I'm currently building a guitar from parts and I finally have all the pieces together:
I've not done this before so it's all very exciting (for me if not for anyone else!). I'm having a local luthier do some of the more tricky jobs (installing the bridge and the nut, dressing the frets) but I'm going to stain, finish and bolt everything together myself. The guitar is going to be black from tail to toe, apart from a bit of chrome here and there. Very rock 'n' roll.
Being the adventurous and slightly obsessive soul that I am, however, instead of using paint, polyurethane or woodstain I've decided to colour the wood using a kind of chemical ebonising treatment that involves rusty iron dissolved in vinegar.

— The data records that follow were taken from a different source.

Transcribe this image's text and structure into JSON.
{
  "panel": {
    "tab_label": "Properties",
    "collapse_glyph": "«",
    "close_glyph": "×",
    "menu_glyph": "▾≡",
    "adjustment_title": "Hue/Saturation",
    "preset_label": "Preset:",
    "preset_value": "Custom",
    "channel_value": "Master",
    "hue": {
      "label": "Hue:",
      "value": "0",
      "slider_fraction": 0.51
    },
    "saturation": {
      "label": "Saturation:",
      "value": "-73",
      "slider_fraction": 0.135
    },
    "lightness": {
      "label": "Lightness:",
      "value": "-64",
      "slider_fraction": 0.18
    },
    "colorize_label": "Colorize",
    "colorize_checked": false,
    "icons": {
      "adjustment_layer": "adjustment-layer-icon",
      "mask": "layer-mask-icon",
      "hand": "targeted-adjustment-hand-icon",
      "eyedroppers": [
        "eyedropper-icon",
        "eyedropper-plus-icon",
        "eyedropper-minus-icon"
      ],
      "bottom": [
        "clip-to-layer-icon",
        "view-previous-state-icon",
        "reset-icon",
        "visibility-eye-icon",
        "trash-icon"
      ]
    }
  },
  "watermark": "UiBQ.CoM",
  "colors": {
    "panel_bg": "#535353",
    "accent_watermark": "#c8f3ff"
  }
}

This is a fairly well known technique and lots of information can be found online about it. The iron/rust + the acetic acid in the vinegar (roughly 5%) = iron acetate and this reacts with the tannins in the wood, changing the colour of the wood fibres themselves. On darker woods such as mahogany the wood can go completely black. However, lighter woods turn a greyish-blue colour, which can look very nice but isn't what I'm after.
One method for strengthening the chemical reaction is to treat the wood with tea, which increases the tannin content of the wood and, consequently, makes the wood much darker when the iron acetate is added. However, I wanted to see how far I could take the process so I bought 100g of pure (minimum 96.5%), powdered tannic acid for £7.79 plus shipping from an online chemicals shop.
The tea method works well but the pure method is astonishing.
But let's back up: there are several how-to guides online but here's what I did:
To make the iron acetate:
1. Take some 0000 grade, oil-free (wash if necessary) steel wool, fray it (i.e. pull it apart a bit), get it damp and leave it out for a few days, until it turns rusty.
2. Put the resulting rusty mess into a jar and add just enough vinegar (I used normal, clear pickling vinegar) to submerge the wool.
3. Cover it up but be sure to leave some way for gas (mostly oxygen) to escape as the jar might burst otherwise.
4. Leave the concoction for a few days until the wool has mostly dissolved.
5. Strain your solution through a coffee filter into a fresh container to remove all remaining bits and lumps.
6. Let the solution settle and you should have a clear-ish layer on top and a load of reddish-orange gunk underneath.
The clear-ish stuff is your iron acetate. Apply this to the bare wood and you'll see the reaction in a few minutes. To strengthen the reaction using tea just brew a small amount as strong as you can and apply it to the wood, letting it soak in a bit before adding the iron acetate. This works well enough. With the powdered tannic acid I took just half a teaspoon (a tiny, tiny amount) dissolved that with just enough water to dissolve the powder and applied it to the wood in the same manner as the tea.
Here I've added a stripe of tea (on the right) and tannic acid (on the left). I let it all dry before adding the iron acetate:
Immediately (approx. 10 seconds) after adding the iron acetate (left=tannic acid+iron acetate, middle=tea+iron acetate, right=iron acetate on its own):
And after letting everything dry (took about 10 minutes):
Up close with tannic acid:
Up close with tea:
Up close with just iron acetate:
As you can see the reaction with the tannic acid is spectacular. The colour changes instantly (it's like adding milk to coffee -- it's that quick) and it dries with a really nice, solid black result. The tea-treated and un-treated stripes look about the same in these pictures. In reality the tea-treated one is a slightly darker. Regardless, between the tea and the tannic acid there's no comparison.
I'm still experimenting with the technique (as you can see!):
One treatment is enough to turn the wood black but I think several treatments with a light sanding inbetween works better as it smooths out any raised grain, removes any excess residue and gets the colouring a little bit more even and consistent.
This is a very, very cheap and really satisfying way of colouring any kind of wood. I reckon I could colour hundreds of guitars with that 100g bag of tannic acid and if it works on something as pale as alder it should work on anything. The best thing with this technique (and this is exactly what I was hoping for) is that because you're actually changing the colour of the wood fibres themselves in accordance with their own chemistry you keep the detail of the grain visible up close instead of just piling layers of pigment on top of it. You get a nice, dark finish but the natural variation in the wood's texture, grain structure and chemical composition still leaves a little variation in the end product.
What a way to spend your weekend.